DATA SHOWN ::
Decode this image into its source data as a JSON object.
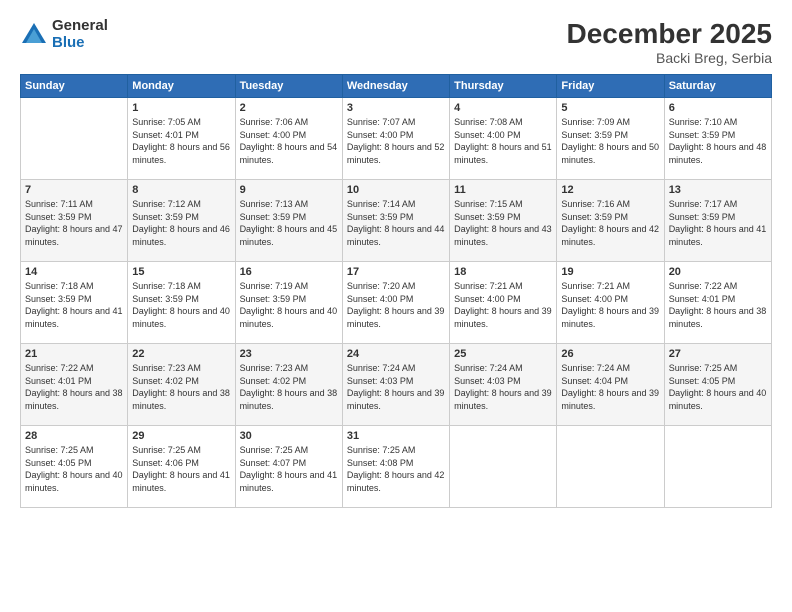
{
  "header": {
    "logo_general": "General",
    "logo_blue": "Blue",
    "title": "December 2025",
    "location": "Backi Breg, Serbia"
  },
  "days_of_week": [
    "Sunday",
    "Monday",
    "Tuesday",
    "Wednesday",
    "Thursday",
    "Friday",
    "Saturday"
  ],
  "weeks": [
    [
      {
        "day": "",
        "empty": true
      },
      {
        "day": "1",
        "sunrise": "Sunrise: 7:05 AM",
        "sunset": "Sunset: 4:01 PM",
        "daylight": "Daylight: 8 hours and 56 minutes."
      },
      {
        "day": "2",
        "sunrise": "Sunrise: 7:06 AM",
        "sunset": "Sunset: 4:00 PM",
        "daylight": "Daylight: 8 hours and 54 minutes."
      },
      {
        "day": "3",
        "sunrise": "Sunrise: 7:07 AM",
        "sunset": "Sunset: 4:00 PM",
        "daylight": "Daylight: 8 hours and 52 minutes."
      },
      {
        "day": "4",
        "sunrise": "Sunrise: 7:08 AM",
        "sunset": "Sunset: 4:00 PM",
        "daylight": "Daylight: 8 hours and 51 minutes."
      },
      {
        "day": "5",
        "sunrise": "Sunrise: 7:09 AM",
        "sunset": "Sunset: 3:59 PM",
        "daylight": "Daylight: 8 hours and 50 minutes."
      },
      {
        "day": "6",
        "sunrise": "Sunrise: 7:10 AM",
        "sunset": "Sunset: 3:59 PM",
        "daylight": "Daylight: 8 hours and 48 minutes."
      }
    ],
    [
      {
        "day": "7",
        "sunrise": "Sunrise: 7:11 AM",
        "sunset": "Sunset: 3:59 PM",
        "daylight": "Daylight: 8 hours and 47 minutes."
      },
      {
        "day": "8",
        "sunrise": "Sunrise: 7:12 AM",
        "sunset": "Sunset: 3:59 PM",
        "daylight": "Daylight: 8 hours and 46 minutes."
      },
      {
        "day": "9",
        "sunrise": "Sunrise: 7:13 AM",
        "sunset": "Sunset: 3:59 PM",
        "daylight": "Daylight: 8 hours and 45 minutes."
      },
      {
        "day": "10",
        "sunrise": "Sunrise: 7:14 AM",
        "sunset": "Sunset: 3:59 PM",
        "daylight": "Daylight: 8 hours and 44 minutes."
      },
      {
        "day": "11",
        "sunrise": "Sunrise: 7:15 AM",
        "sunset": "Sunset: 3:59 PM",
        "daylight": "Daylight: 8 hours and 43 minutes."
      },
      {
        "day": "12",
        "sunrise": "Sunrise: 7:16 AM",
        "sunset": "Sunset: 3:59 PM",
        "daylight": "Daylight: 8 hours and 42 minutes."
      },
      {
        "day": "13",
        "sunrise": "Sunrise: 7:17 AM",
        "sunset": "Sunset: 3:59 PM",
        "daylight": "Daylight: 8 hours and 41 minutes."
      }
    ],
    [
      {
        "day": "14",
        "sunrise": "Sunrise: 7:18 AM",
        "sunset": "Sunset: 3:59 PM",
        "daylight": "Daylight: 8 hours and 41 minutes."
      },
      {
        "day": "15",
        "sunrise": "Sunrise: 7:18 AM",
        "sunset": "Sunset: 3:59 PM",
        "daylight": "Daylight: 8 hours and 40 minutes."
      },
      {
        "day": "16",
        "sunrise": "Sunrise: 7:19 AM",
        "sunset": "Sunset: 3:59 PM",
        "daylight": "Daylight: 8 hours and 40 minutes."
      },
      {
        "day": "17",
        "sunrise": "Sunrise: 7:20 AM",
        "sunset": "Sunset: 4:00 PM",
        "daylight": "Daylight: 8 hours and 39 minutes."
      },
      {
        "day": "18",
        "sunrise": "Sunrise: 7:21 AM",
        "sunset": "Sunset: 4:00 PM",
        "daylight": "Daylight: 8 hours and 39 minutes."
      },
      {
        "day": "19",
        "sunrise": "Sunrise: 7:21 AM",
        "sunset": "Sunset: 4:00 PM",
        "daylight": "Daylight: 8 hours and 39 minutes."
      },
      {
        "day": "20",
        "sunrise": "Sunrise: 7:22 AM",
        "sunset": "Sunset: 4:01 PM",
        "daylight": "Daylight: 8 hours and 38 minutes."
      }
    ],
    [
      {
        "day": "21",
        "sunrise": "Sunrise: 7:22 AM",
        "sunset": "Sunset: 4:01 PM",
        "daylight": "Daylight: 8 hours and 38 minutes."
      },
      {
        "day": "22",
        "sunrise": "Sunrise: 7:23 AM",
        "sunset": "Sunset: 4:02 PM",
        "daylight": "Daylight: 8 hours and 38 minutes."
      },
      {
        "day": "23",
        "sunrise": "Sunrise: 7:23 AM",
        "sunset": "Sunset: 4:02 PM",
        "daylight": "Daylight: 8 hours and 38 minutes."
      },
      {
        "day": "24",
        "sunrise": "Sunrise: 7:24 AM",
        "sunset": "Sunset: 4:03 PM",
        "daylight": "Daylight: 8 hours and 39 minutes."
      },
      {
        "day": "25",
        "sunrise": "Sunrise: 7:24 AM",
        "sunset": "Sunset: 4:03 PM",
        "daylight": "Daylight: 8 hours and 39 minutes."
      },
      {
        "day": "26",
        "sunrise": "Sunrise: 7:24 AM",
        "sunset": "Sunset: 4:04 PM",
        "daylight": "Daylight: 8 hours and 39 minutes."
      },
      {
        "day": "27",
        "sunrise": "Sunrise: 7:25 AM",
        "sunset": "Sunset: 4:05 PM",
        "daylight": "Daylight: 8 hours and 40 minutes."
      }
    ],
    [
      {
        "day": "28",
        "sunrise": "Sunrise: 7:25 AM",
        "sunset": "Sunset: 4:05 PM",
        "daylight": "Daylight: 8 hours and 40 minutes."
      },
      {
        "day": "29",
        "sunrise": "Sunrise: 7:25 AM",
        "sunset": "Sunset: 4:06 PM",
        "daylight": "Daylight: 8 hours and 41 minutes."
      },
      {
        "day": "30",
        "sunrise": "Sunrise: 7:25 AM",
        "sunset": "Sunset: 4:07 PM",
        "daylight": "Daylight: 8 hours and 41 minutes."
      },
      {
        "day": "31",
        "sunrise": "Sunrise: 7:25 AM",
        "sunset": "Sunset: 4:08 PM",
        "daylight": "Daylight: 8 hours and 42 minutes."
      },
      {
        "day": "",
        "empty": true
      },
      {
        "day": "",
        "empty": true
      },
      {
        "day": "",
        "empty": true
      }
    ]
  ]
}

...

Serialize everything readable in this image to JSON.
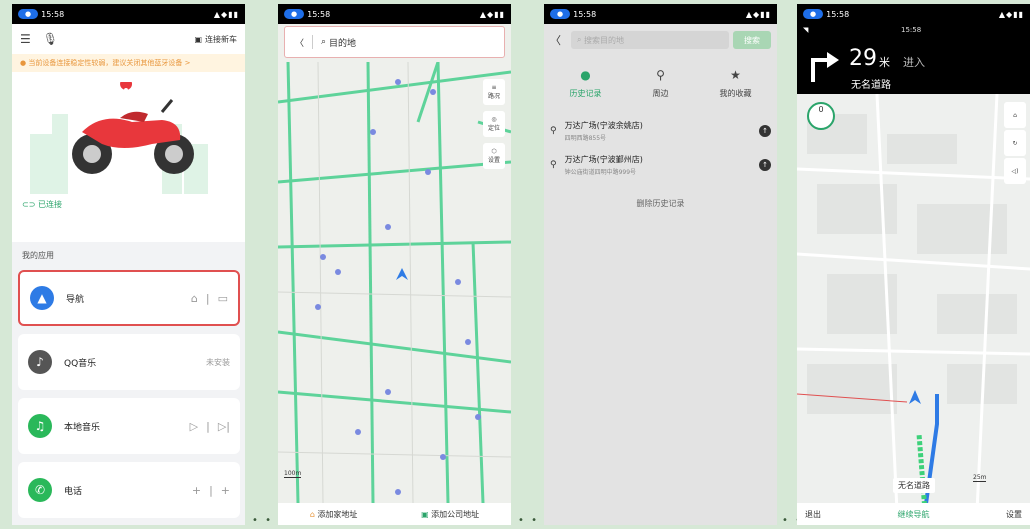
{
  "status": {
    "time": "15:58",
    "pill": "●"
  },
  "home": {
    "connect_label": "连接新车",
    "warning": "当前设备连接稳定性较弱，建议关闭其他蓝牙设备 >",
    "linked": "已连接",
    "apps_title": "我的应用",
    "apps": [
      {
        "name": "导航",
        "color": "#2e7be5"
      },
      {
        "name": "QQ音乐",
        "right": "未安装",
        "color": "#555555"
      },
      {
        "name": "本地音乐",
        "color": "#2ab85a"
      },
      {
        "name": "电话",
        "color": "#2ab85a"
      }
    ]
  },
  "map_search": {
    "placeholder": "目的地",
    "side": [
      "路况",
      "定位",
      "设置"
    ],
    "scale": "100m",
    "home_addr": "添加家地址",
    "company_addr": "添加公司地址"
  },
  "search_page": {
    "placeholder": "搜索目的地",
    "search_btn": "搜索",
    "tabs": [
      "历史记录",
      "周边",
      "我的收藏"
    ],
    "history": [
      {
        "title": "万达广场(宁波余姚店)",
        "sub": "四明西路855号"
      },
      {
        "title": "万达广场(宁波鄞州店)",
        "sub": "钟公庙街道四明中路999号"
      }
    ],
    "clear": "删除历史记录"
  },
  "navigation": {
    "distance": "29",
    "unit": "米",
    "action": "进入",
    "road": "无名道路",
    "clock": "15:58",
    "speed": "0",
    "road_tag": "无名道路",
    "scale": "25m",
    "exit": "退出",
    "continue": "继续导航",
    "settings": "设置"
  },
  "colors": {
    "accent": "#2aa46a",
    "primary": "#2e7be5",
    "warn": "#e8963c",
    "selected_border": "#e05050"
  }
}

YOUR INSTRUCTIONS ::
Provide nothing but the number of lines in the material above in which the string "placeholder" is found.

RESULT OF THIS TASK ::
2